"The path is unchartered. It comes into existence moment by moment and at the same time drops away behind us."--Pema Chodron

One of my problems with staying in the "now" is the constant temptation to think about the future. The future used to be a series of events that got better and better, sweeter and sweeter, until everything was the way that I wanted it...I'd live in a spacious apartment in Manhattan (or Park Slope) with my family, I'd be a star employee at Random House and also a published writer, I'd be elegantly thin, well-dressed, and ageless and give memorable dinner parties for friends (memorable in a good way--not memorable because someone falls out a window.) Once I got everything perfect, it would remain so, like a picture of a fresh-faced child who in real time is almost 80.


I have some of these things, albeit in a slightly different form.

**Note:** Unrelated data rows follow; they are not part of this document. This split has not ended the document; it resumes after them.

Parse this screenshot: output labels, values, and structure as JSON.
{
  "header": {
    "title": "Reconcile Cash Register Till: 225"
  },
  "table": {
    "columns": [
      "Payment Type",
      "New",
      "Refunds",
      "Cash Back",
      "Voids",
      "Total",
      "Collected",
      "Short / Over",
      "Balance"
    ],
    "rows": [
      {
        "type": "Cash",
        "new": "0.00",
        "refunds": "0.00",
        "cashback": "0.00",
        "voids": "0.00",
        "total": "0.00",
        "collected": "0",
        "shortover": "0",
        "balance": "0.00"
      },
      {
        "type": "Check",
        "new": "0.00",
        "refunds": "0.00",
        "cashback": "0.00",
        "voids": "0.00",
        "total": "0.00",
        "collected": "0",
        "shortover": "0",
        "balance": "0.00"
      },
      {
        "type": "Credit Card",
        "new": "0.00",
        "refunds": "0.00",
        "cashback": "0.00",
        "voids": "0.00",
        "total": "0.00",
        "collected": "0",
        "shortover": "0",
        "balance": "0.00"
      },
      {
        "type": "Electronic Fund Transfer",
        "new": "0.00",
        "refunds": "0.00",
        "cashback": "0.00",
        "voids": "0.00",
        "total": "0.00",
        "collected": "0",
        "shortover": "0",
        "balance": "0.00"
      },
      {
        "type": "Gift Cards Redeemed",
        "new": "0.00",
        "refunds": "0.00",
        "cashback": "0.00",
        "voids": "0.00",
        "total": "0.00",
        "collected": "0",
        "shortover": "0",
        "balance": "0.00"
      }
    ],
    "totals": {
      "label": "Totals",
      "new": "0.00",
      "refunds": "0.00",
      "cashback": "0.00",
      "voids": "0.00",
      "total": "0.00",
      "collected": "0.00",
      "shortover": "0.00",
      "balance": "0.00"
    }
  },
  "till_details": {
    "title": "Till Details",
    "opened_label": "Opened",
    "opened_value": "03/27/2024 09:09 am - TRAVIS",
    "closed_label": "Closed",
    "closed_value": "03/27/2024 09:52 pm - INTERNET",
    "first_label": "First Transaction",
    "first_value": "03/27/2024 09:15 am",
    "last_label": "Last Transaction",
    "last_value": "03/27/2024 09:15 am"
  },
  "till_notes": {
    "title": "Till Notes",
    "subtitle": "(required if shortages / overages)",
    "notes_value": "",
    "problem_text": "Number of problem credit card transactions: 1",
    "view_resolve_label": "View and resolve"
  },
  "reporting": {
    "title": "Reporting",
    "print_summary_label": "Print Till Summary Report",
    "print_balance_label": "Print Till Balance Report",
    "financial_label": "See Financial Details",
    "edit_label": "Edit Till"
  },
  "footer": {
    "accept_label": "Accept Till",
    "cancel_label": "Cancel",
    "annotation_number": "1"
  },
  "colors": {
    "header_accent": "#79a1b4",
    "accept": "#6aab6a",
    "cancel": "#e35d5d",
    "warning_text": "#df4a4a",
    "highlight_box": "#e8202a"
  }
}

I live in a modest but cozy apartment in a nice suburb of Boston, I've been working in book publishing for the last 12 years (and after three years of being employed by Random House, it wasn't the straight shot to stardom that I'd hoped for...more like a trudge through the muck of internet marketing. My former boss, however, did very well because he's an internet whiz and also scary smart), I'm thin-ish (but certainly not the stick figure I was in my twenties), and dress as well as I can under the advisement of my financial partner (re: my husband). I'd give dinner parties if we had room to seat six-eight people and if I had any friends in Boston to invite (still working on gets harder to make good friends when you're in your thirties with no children to take to the playground where the other mid-thirties women flock and chat.)

Actually, I was going to write how the future didn't end up the way I had wished, but typing this, I realize that its come darn close. How many people become exactly like their ideal self, with all the ideal trappings? And if they did, isn't that kind of boring? In my ideal scenario I imagine paying many thousands of dollars a month on the mortgage for that deluxe apartment in the sky, being harried from working long hours at Random House and dealing with office politics. I'd forever be dieting and getting plastic surgery to maintain the look of a 25 year-old me, and I'd constantly feel pressured to impress people with bigger and better dinner parties (More, larger shrimp! Rodin ice sculptures! Different china for every party! Live flamenco music!) Be careful what you wish for...

I think it's probably better not to know (or carefully plan) the future. It's a lot more fun to see how things turn out (never as well or as badly as you anticipated). I have to remind myself of this all the time. Otherwise, I sit in the corner, biting my cuticles and worrying about losing something I have or gaining something I don't want! I realize that life is a series of gaining and losing, growing and outgrowing, and that's that.

All we really have is the present moment--everything else is a dream.